**The records:**
╔══
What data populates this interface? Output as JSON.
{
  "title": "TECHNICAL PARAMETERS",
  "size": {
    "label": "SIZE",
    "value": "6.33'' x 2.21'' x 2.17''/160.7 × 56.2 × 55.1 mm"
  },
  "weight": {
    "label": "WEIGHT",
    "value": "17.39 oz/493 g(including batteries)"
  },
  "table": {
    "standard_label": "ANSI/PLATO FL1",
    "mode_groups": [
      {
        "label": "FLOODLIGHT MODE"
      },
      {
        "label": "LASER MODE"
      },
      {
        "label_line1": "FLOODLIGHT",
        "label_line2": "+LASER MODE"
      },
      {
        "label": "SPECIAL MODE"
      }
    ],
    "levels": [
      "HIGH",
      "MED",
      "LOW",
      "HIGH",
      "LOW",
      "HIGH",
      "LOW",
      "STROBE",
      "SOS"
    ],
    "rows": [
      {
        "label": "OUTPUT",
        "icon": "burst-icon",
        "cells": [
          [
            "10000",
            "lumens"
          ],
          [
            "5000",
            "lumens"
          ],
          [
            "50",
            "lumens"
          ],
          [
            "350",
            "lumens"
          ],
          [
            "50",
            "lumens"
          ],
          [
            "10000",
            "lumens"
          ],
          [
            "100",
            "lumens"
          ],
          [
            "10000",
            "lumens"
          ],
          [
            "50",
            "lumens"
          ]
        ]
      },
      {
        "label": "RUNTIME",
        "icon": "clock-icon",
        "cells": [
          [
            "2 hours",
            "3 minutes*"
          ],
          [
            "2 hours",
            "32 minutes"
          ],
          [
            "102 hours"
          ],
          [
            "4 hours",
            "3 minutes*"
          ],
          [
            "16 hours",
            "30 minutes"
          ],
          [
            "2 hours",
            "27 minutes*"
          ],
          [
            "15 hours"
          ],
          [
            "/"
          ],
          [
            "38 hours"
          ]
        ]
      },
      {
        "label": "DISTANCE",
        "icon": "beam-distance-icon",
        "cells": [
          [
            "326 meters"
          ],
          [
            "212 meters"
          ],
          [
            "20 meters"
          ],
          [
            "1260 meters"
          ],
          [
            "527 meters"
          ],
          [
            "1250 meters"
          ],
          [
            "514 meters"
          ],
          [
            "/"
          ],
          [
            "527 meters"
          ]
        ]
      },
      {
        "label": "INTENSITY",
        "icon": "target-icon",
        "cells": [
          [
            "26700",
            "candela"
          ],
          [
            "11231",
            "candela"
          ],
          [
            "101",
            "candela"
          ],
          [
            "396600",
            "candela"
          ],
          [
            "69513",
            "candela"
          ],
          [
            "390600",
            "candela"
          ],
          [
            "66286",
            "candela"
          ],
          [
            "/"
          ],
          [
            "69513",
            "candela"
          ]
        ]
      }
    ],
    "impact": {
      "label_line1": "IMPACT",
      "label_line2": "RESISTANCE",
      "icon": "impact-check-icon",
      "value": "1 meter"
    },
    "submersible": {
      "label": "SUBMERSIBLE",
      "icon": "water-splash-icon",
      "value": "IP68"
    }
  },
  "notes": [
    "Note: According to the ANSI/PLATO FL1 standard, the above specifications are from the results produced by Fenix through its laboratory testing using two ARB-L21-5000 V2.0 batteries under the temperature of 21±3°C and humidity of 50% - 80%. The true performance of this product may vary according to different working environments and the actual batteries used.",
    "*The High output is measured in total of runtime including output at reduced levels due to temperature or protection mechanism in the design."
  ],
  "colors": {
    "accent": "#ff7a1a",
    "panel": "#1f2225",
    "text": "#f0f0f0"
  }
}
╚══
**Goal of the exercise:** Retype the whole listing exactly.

**The completed task:**
What data populates this interface? Output as JSON.
{
  "title": "TECHNICAL PARAMETERS",
  "size": {
    "label": "SIZE",
    "value": "6.33'' x 2.21'' x 2.17''/160.7 × 56.2 × 55.1 mm"
  },
  "weight": {
    "label": "WEIGHT",
    "value": "17.39 oz/493 g(including batteries)"
  },
  "table": {
    "standard_label": "ANSI/PLATO FL1",
    "mode_groups": [
      {
        "label": "FLOODLIGHT MODE"
      },
      {
        "label": "LASER MODE"
      },
      {
        "label_line1": "FLOODLIGHT",
        "label_line2": "+LASER MODE"
      },
      {
        "label": "SPECIAL MODE"
      }
    ],
    "levels": [
      "HIGH",
      "MED",
      "LOW",
      "HIGH",
      "LOW",
      "HIGH",
      "LOW",
      "STROBE",
      "SOS"
    ],
    "rows": [
      {
        "label": "OUTPUT",
        "icon": "burst-icon",
        "cells": [
          [
            "10000",
            "lumens"
          ],
          [
            "5000",
            "lumens"
          ],
          [
            "50",
            "lumens"
          ],
          [
            "350",
            "lumens"
          ],
          [
            "50",
            "lumens"
          ],
          [
            "10000",
            "lumens"
          ],
          [
            "100",
            "lumens"
          ],
          [
            "10000",
            "lumens"
          ],
          [
            "50",
            "lumens"
          ]
        ]
      },
      {
        "label": "RUNTIME",
        "icon": "clock-icon",
        "cells": [
          [
            "2 hours",
            "3 minutes*"
          ],
          [
            "2 hours",
            "32 minutes"
          ],
          [
            "102 hours"
          ],
          [
            "4 hours",
            "3 minutes*"
          ],
          [
            "16 hours",
            "30 minutes"
          ],
          [
            "2 hours",
            "27 minutes*"
          ],
          [
            "15 hours"
          ],
          [
            "/"
          ],
          [
            "38 hours"
          ]
        ]
      },
      {
        "label": "DISTANCE",
        "icon": "beam-distance-icon",
        "cells": [
          [
            "326 meters"
          ],
          [
            "212 meters"
          ],
          [
            "20 meters"
          ],
          [
            "1260 meters"
          ],
          [
            "527 meters"
          ],
          [
            "1250 meters"
          ],
          [
            "514 meters"
          ],
          [
            "/"
          ],
          [
            "527 meters"
          ]
        ]
      },
      {
        "label": "INTENSITY",
        "icon": "target-icon",
        "cells": [
          [
            "26700",
            "candela"
          ],
          [
            "11231",
            "candela"
          ],
          [
            "101",
            "candela"
          ],
          [
            "396600",
            "candela"
          ],
          [
            "69513",
            "candela"
          ],
          [
            "390600",
            "candela"
          ],
          [
            "66286",
            "candela"
          ],
          [
            "/"
          ],
          [
            "69513",
            "candela"
          ]
        ]
      }
    ],
    "impact": {
      "label_line1": "IMPACT",
      "label_line2": "RESISTANCE",
      "icon": "impact-check-icon",
      "value": "1 meter"
    },
    "submersible": {
      "label": "SUBMERSIBLE",
      "icon": "water-splash-icon",
      "value": "IP68"
    }
  },
  "notes": [
    "Note: According to the ANSI/PLATO FL1 standard, the above specifications are from the results produced by Fenix through its laboratory testing using two ARB-L21-5000 V2.0 batteries under the temperature of 21±3°C and humidity of 50% - 80%. The true performance of this product may vary according to different working environments and the actual batteries used.",
    "*The High output is measured in total of runtime including output at reduced levels due to temperature or protection mechanism in the design."
  ],
  "colors": {
    "accent": "#ff7a1a",
    "panel": "#1f2225",
    "text": "#f0f0f0"
  }
}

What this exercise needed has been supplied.